I also suspect the Code would have had something to say about Marilyn Monroe’s costumes. Even though most of them are high-necked, Monroe always seems on the verge of falling out of her dresses.
Here’s the thing: the Production Code was not mandatory, nor was it federal law. The Code was the industry’s self-censorship, intended to avoid federal action in the 1930s. What enforced the code was that you couldn’t get into major theaters without approval. But Some Like It Hot had enormous star power… and it was very, very good. Theaters booked it anyway. It was a significant blow to the Code, which was already starting to show some chinks in its armor.
As far as modern gender politics are concerned, it’s not my place to comment on whether or not Lemon and Curtis’s performances have become generally offensive. They certainly ruffled conservative feathers at the time. Some Like it Hot reflects gender norms of both the era in which it is set and in which it was filmed, but it does not do so without comment.
Furthermore, the un-apologetic gold-digging of the female (identifying) characters might seem like an offensive stereotype, but it was a necessary survival tactic in a time where women were not allowed to apply for loans or credit cards. Women were not allowed to get credit cards or open a bank account on their own until the passage of the Equal Credit Opportunity Act in 1974.

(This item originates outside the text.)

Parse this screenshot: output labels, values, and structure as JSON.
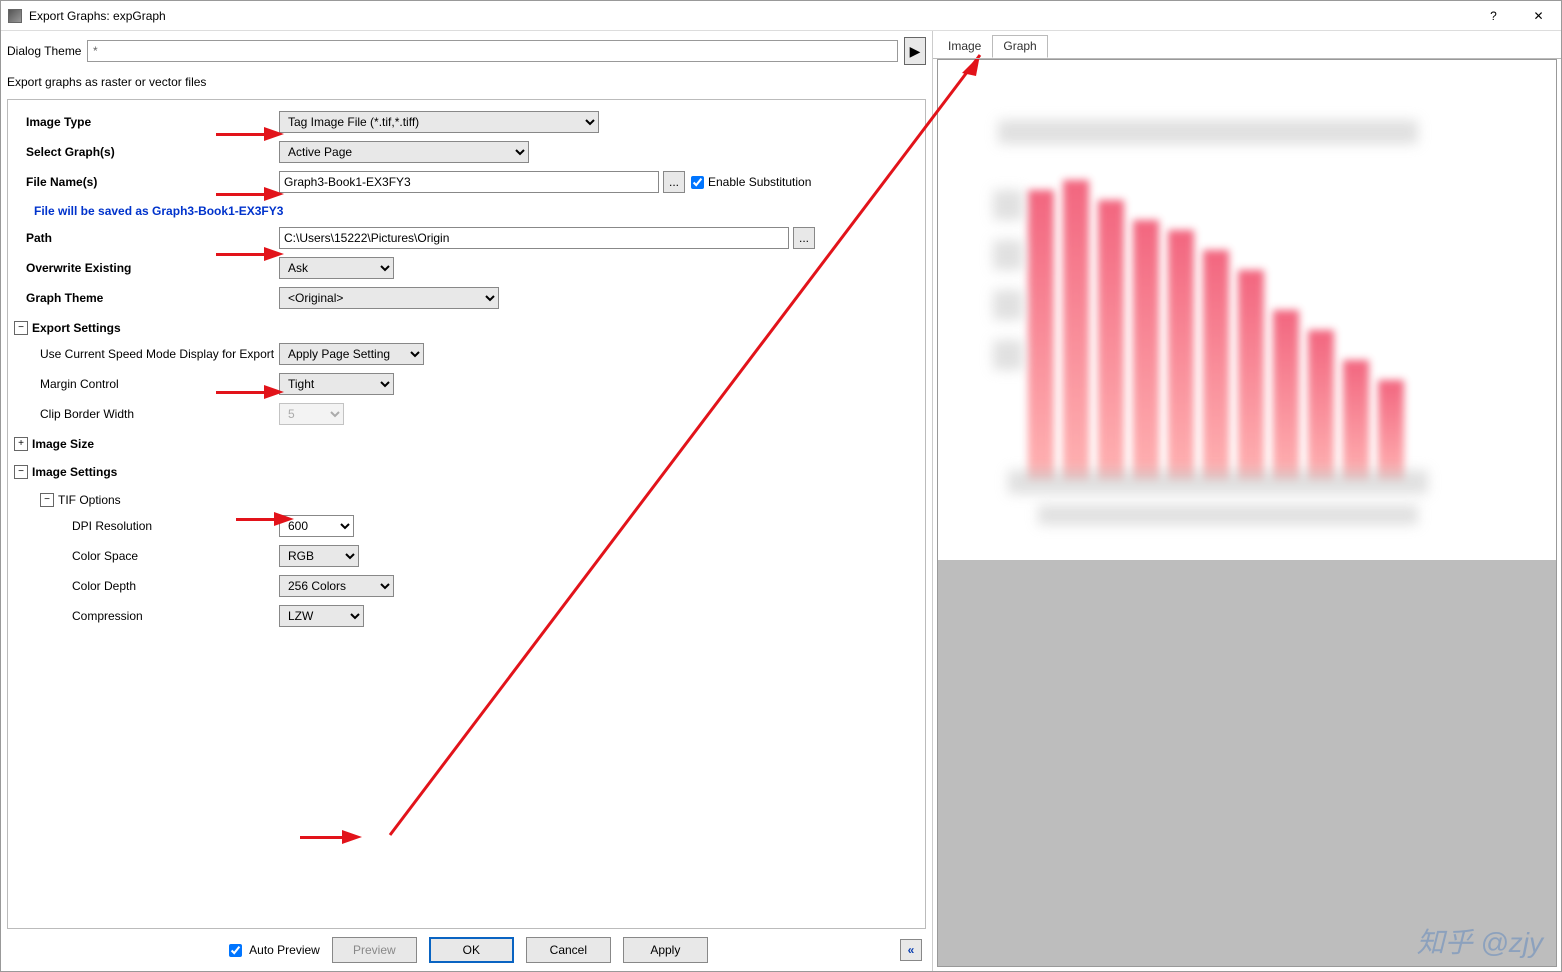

A new adaptation of Some Like It Hot is currently on Broadway. Jerry’s role is played by non-binary actor J. Harrison Ghee. Ghee won a Tony for this performance in 2023, making them one of the first two openly non-binary actors to win a Tony. (The other, Alex Newell, won in 2023 for their role in Shucked.)
The first time I watched this movie it was a blu ray release; the copy I watched this time was the 4K release from Kino Lorber. It is astonishing to me how great this sixty-five year old movie looks. If you think 4K is only for new movies, this might be one to change your mind.